### Provided records
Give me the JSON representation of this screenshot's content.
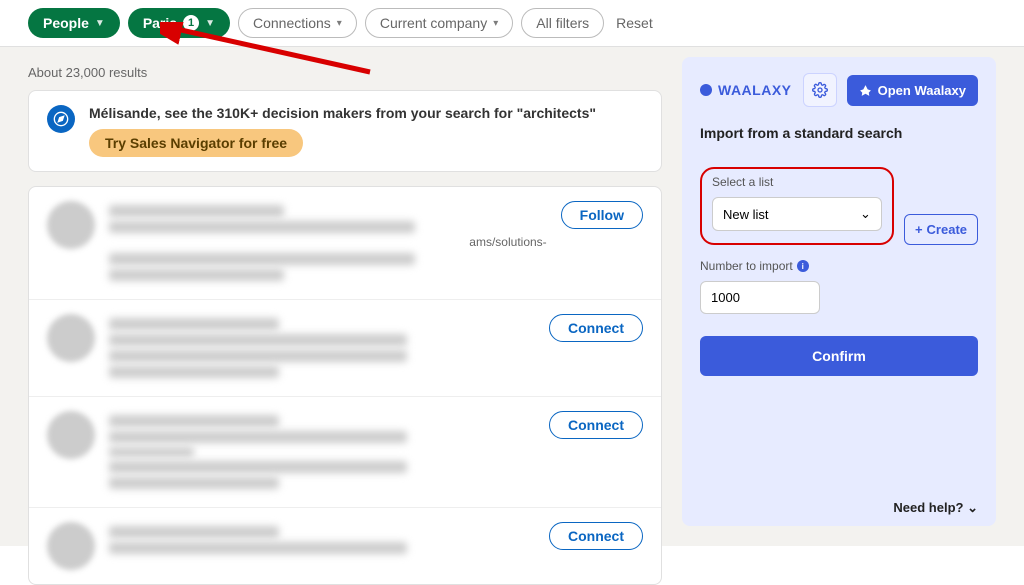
{
  "filters": {
    "people": "People",
    "location": "Paris",
    "location_count": "1",
    "connections": "Connections",
    "company": "Current company",
    "all": "All filters",
    "reset": "Reset"
  },
  "results_count": "About 23,000 results",
  "promo": {
    "headline": "Mélisande, see the 310K+ decision makers from your search for \"architects\"",
    "cta": "Try Sales Navigator for free"
  },
  "results": [
    {
      "action": "Follow",
      "fragment": "ams/solutions-"
    },
    {
      "action": "Connect"
    },
    {
      "action": "Connect"
    },
    {
      "action": "Connect"
    }
  ],
  "panel": {
    "brand": "WAALAXY",
    "open": "Open Waalaxy",
    "title": "Import from a standard search",
    "select_label": "Select a list",
    "select_value": "New list",
    "create": "Create",
    "number_label": "Number to import",
    "number_value": "1000",
    "confirm": "Confirm",
    "help": "Need help?"
  }
}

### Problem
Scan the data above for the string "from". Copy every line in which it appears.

### Your response
    "headline": "Mélisande, see the 310K+ decision makers from your search for \"architects\"",
    "title": "Import from a standard search",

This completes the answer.